It is likely that we may be taking products that just contain a single nutrient. There are times when it maybe of benefit for us to either avoid taking individual nutrients together or advantageous for us to do us. Some of the main nutrients and specific comments relating to them are presented below.


This hormone like vitamin has always been essential and has received much attention during the last year. Summaries regarding its role and value are given in other blog posts. As a fat-soluble vitamin, guidelines recommend taking our Vitamin D with fat containing food (at mealtimes). Again, it holds true that we need to ensure we take it regularly (linking to a daily habit). Ideally, we would want to be taking Vitamin D with our largest meal of the day (whichever that is your you), specifically with a meal that contains food that are the highest in fats (dairy, fish, meat, avocado etc.). Unless this meal is close to bedtime when Vitamin D has been suggested to suppress melatonin. Potentially impacting on our sleep quality.

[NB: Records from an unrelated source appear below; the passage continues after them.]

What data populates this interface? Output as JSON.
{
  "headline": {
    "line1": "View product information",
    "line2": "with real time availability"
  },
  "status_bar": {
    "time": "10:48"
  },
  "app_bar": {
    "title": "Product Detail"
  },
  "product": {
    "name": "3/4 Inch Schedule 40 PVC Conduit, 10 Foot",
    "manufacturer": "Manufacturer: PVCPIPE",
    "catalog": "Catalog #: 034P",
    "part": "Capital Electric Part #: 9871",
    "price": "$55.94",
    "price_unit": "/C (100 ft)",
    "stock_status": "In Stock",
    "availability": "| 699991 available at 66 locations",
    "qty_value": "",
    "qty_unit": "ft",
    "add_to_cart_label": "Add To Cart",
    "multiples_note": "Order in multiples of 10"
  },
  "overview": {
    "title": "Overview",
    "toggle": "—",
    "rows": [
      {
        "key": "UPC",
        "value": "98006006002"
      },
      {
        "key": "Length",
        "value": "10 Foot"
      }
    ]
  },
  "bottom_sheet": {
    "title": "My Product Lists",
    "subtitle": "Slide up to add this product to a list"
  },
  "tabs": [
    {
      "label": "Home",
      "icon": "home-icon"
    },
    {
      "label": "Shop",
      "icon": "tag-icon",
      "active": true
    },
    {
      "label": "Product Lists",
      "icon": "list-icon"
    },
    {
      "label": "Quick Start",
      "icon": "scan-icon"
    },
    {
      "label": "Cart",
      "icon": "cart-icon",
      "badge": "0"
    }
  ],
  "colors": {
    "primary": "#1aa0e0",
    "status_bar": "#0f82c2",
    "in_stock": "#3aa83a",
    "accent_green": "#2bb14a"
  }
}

If you are taking a stand-alone Magnesium supplement, it is reported that it may be best to take this supplement later in the day (preferably at dinner time), based on the role Magnesium may play in relaxation and potential improvement in sleep quality (especially in those with poor sleep quality).

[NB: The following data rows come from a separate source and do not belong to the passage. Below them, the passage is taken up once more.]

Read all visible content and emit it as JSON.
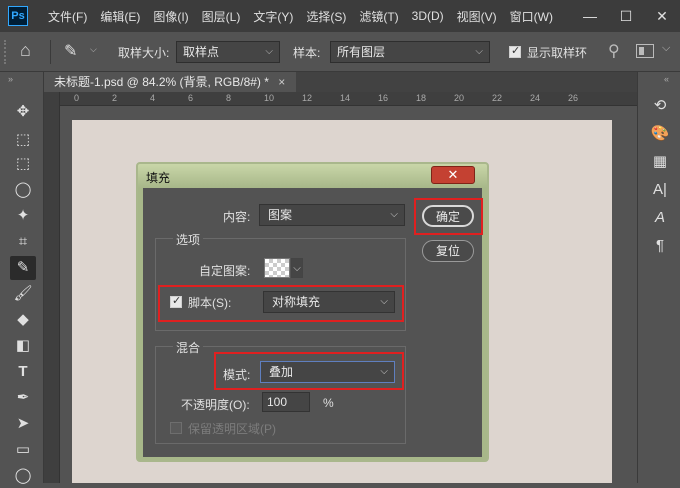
{
  "app_logo": "Ps",
  "menu": [
    "文件(F)",
    "编辑(E)",
    "图像(I)",
    "图层(L)",
    "文字(Y)",
    "选择(S)",
    "滤镜(T)",
    "3D(D)",
    "视图(V)",
    "窗口(W)"
  ],
  "window_controls": {
    "minimize": "—",
    "maximize": "☐",
    "close": "✕"
  },
  "options": {
    "home_icon": "⌂",
    "eyedropper_icon": "✎",
    "sample_size_label": "取样大小:",
    "sample_size_value": "取样点",
    "sample_label": "样本:",
    "sample_value": "所有图层",
    "show_ring_label": "显示取样环",
    "show_ring_checked": true
  },
  "document_tab": {
    "title": "未标题-1.psd @ 84.2% (背景, RGB/8#) *",
    "close": "×"
  },
  "ruler_ticks": [
    "0",
    "2",
    "4",
    "6",
    "8",
    "10",
    "12",
    "14",
    "16",
    "18",
    "20",
    "22",
    "24",
    "26"
  ],
  "colors": {
    "accent_red": "#e02020",
    "dialog_frame": "#a7b789",
    "canvas": "#ddd5cf"
  },
  "dialog": {
    "title": "填充",
    "close_symbol": "✕",
    "content_label": "内容:",
    "content_value": "图案",
    "ok_button": "确定",
    "reset_button": "复位",
    "options_group": "选项",
    "custom_pattern_label": "自定图案:",
    "script_label": "脚本(S):",
    "script_checked": true,
    "script_value": "对称填充",
    "blend_group": "混合",
    "mode_label": "模式:",
    "mode_value": "叠加",
    "opacity_label": "不透明度(O):",
    "opacity_value": "100",
    "opacity_unit": "%",
    "preserve_label": "保留透明区域(P)",
    "preserve_checked": false
  }
}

On its own Zinc is best taken on an empty stomach away from food / meals. It is indicated that it would also be advisable to not take with Calcium or Iron (though some multi-nutrient products contain all three, therefore this can’t be avoided), therefore also away from any dairy products.

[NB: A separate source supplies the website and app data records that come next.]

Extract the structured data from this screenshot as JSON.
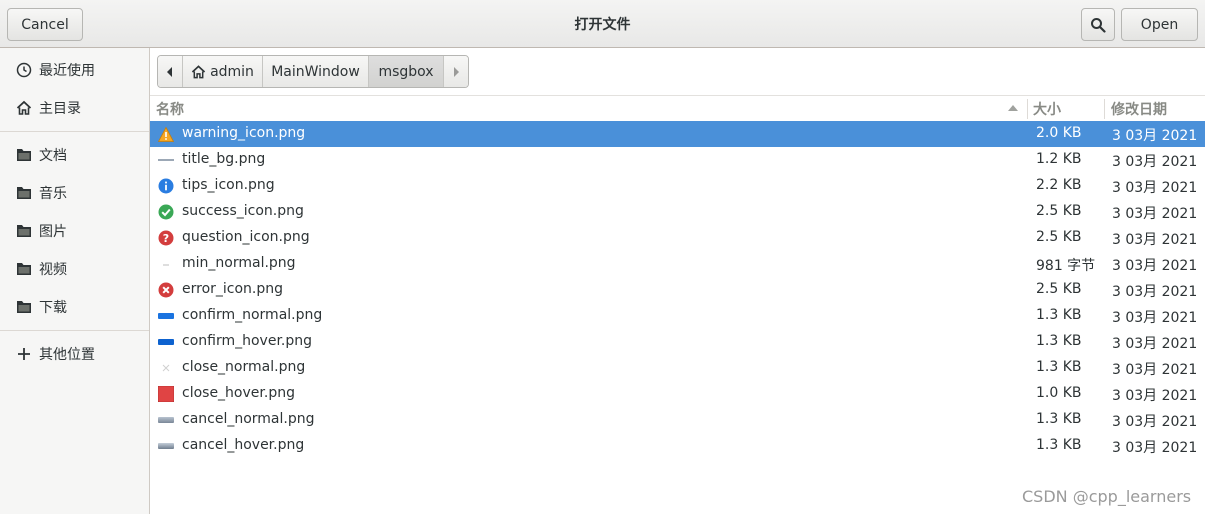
{
  "header": {
    "cancel_label": "Cancel",
    "title": "打开文件",
    "open_label": "Open"
  },
  "sidebar": {
    "items": [
      {
        "label": "最近使用",
        "icon": "clock-icon"
      },
      {
        "label": "主目录",
        "icon": "home-icon"
      },
      {
        "label": "文档",
        "icon": "folder-icon"
      },
      {
        "label": "音乐",
        "icon": "folder-icon"
      },
      {
        "label": "图片",
        "icon": "folder-icon"
      },
      {
        "label": "视频",
        "icon": "folder-icon"
      },
      {
        "label": "下载",
        "icon": "folder-icon"
      },
      {
        "label": "其他位置",
        "icon": "plus-icon"
      }
    ]
  },
  "pathbar": {
    "segments": [
      "admin",
      "MainWindow",
      "msgbox"
    ]
  },
  "columns": {
    "name": "名称",
    "size": "大小",
    "modified": "修改日期"
  },
  "files": [
    {
      "name": "warning_icon.png",
      "size": "2.0 KB",
      "date": "3 03月 2021",
      "icon": "warning-icon",
      "selected": true
    },
    {
      "name": "title_bg.png",
      "size": "1.2 KB",
      "date": "3 03月 2021",
      "icon": "line-thumbnail-icon"
    },
    {
      "name": "tips_icon.png",
      "size": "2.2 KB",
      "date": "3 03月 2021",
      "icon": "info-icon"
    },
    {
      "name": "success_icon.png",
      "size": "2.5 KB",
      "date": "3 03月 2021",
      "icon": "check-circle-icon"
    },
    {
      "name": "question_icon.png",
      "size": "2.5 KB",
      "date": "3 03月 2021",
      "icon": "question-icon"
    },
    {
      "name": "min_normal.png",
      "size": "981 字节",
      "date": "3 03月 2021",
      "icon": "minimize-thumbnail-icon"
    },
    {
      "name": "error_icon.png",
      "size": "2.5 KB",
      "date": "3 03月 2021",
      "icon": "error-icon"
    },
    {
      "name": "confirm_normal.png",
      "size": "1.3 KB",
      "date": "3 03月 2021",
      "icon": "blue-button-thumbnail-icon"
    },
    {
      "name": "confirm_hover.png",
      "size": "1.3 KB",
      "date": "3 03月 2021",
      "icon": "blue-button-thumbnail-icon"
    },
    {
      "name": "close_normal.png",
      "size": "1.3 KB",
      "date": "3 03月 2021",
      "icon": "close-thumbnail-icon"
    },
    {
      "name": "close_hover.png",
      "size": "1.0 KB",
      "date": "3 03月 2021",
      "icon": "red-square-thumbnail-icon"
    },
    {
      "name": "cancel_normal.png",
      "size": "1.3 KB",
      "date": "3 03月 2021",
      "icon": "gray-button-thumbnail-icon"
    },
    {
      "name": "cancel_hover.png",
      "size": "1.3 KB",
      "date": "3 03月 2021",
      "icon": "gray-button-thumbnail-icon"
    }
  ],
  "watermark": "CSDN @cpp_learners",
  "colors": {
    "selection": "#4a90d9",
    "sidebar_bg": "#f6f6f5"
  }
}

Vitamin C has been shown to help the absorption Iron. Plus, dairy and other foods have been shown to potentially hinder Iron absorption. Therefore, if you are taking an Iron supplement, it would be best to take with Vitamin C and away from meals / food.


Since Calcium is reported to act as a relaxant to our muscle and potentially promote improved our sleep, it is recommended to be taken in the evening. Furthermore, low Calcium levels have been reported to impact on sleep quality. If we are taking a Calcium Citrate product, this can be taken on an empty stomach or with food. However, a Calcium Carbonate product is better absorbed if taken with food. Whichever form is taken, it is best to avoid any Iron or Zinc supplements.


Probiotics (mixture of cultures of live microorganisms) employ their effects usually in our gastrointestinal tract, where they may influence our intestinal microbiota. Taken 30 minutes before our meals, certain types (those containing Bifidobacterium and Lactobacillus) have been shown to be most effective.


The recommendation of fish oils is the same as those for the fat-soluble vitamins. Ideally, we would take these with our meals (which have foods containing fat) alongside our fat-soluble vitamins. Experience also tells us that since fat is the slowest to digest (compared to carbohydrates and proteins) we are best not to take prior (less than 2 h before) any type of moderate / high intensity physical activity or exercise.

If you have a specific interest or would like to see a particular product or nutrient reviewed, please email your request to Educating our customers in respect to the importance of nutrients and the idiosyncrasies between formulas and products is at the heart of what we want to achieve.

DISCLAIMER: If you take any type of medication, for example statin drugs, thyroid medication, or antibiotics, ask your GP or pharmacist if you need to take your supplements a few hours after your medications to avoid any interactions.

This post is meant for educational purposes only and does not constitute medical or nutritional advice or act as a substitute for seeking such advice from a qualified health professional. In order to make the blog series easier to read, I have used a conversational tone in many places with personal pronouns, such as “I” and “you.” This is meant only to make it more pleasant to read, and is not meant to imply that the information constitutes any form of advice, whether personal or general.